Chickenpox is a highly contagious virus that commonly affects children, but adults can also become infected. In fact, the symptoms of chickenpox can be more severe in adults than in children, which makes recognizing when it is no longer contagious even more important. Here are some key things adults need to know about chickenpox:
- The virus is spread through direct contact with the rash or through respiratory droplets.
- Adults who have not had chickenpox or the vaccine should take precautions to avoid contact with infected individuals.
- The symptoms of chickenpox typically include a rash, fever, and fatigue.

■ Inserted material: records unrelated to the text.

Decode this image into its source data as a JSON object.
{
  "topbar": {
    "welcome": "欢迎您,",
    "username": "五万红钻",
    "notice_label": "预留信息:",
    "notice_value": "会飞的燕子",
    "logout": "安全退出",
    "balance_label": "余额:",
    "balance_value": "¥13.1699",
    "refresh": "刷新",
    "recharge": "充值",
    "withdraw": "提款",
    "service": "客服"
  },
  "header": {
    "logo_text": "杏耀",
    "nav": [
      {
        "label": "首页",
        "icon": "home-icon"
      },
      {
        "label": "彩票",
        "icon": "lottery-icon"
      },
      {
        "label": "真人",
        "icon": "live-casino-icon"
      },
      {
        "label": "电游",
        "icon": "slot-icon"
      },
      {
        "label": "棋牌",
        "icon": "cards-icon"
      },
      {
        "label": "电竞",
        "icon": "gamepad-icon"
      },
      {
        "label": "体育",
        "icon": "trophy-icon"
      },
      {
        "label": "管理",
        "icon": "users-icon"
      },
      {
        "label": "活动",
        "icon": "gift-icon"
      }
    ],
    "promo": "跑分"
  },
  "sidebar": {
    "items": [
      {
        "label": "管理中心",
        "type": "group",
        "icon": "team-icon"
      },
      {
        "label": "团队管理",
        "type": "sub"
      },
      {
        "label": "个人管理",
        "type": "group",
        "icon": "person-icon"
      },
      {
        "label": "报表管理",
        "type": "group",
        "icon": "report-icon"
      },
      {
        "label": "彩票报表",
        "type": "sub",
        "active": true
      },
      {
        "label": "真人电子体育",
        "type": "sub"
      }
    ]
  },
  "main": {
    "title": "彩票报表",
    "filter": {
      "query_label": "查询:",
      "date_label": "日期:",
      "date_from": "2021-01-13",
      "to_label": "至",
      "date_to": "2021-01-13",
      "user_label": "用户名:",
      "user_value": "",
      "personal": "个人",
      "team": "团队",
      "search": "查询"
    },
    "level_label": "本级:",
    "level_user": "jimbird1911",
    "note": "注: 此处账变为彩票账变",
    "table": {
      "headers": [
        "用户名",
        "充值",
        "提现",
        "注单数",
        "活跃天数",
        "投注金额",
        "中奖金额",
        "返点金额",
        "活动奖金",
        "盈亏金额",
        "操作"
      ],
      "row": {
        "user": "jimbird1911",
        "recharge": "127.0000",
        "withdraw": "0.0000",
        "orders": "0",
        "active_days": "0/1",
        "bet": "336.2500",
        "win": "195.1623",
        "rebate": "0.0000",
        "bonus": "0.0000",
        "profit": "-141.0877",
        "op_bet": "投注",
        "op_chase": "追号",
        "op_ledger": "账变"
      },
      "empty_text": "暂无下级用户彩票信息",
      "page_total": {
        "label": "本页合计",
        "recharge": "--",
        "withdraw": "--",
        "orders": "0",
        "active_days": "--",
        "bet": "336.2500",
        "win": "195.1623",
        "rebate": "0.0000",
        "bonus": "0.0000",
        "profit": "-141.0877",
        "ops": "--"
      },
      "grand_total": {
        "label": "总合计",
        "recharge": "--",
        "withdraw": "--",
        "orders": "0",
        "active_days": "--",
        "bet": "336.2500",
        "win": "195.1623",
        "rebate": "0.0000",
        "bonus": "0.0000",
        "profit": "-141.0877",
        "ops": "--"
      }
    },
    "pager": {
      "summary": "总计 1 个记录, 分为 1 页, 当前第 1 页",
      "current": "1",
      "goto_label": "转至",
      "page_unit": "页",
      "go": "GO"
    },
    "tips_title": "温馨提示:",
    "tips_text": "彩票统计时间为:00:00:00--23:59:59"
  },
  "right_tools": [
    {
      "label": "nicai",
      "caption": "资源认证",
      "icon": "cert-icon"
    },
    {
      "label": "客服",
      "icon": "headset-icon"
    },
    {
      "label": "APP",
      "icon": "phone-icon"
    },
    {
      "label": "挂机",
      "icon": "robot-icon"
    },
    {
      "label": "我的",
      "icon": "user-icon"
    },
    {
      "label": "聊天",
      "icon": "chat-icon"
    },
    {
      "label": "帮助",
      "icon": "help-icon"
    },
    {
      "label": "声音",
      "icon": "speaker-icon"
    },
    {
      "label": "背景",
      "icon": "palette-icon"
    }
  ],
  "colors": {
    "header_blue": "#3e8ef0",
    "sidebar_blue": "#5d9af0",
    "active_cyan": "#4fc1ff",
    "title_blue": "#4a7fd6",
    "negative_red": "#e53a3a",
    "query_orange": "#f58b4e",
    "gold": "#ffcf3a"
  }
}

One way to know when chickenpox is no longer contagious is to wait until all the blisters have scabbed over and are completely dry. This usually takes about five to seven days after the rash first appears. At this point, the virus is no longer contagious, and the individual can safely return to work or school.
It’s important to note that even after the virus is no longer contagious, the blisters may still itch and be uncomfortable. It’s important to avoid scratching the blisters to prevent infection and scarring. Adults who are experiencing severe symptoms or complications from chickenpox should seek medical attention.
|Symptoms of Chickenpox in Adults||Complications of Chickenpox in Adults|
|Fever||Bacterial skin infections|
If you are an adult who has not had chickenpox or the vaccine, it’s important to speak with your healthcare provider about getting vaccinated. The vaccine can help prevent severe symptoms and complications if you do become infected with the virus.
FAQs: How Do You Know When Chicken Pox Is Not Contagious Anymore?
1. What is chicken pox?
Chicken pox is a viral infection that causes itchy blisters all over the body. It is highly contagious and spreads through direct contact with the fluid from the blisters.
2. How long does chicken pox last?
The blisters usually take around 10-14 days to fully scab over and heal. However, the virus can remain in your system for up to 21 days.
3. When is chicken pox contagious?
Chicken pox is contagious until all of the blisters have scabbed over. This means that the fluid from the blisters can still spread the virus to others.
4. Can you still be contagious even after the blisters have scabbed over?
No, once all of the blisters have scabbed over, you are no longer contagious and can no longer spread the virus to others.
5. Is it safe to be around someone who has had chicken pox?
Yes, it is safe to be around someone who has had chicken pox once all of the blisters have scabbed over and they are no longer contagious.
6. Can you get chicken pox twice?
It is rare, but it is possible to get chicken pox twice. However, if you have had chicken pox once, your body has built up immunity to the virus, so it is unlikely that you will get it again.
7. What should I do if I think I have chicken pox?
If you think you have chicken pox, it is best to stay home and avoid contact with others until all of the blisters have scabbed over. You should also contact your healthcare provider for advice on treatment options.
Thank you for reading our FAQs on how to know when chicken pox is not contagious anymore. It is important to remember that chicken pox is highly contagious and can spread quickly, so it is crucial to take measures to prevent the spread of this virus. If you have any concerns or questions, always speak with your healthcare provider for personalized advice. We hope you found this article helpful and please visit us again for more useful information.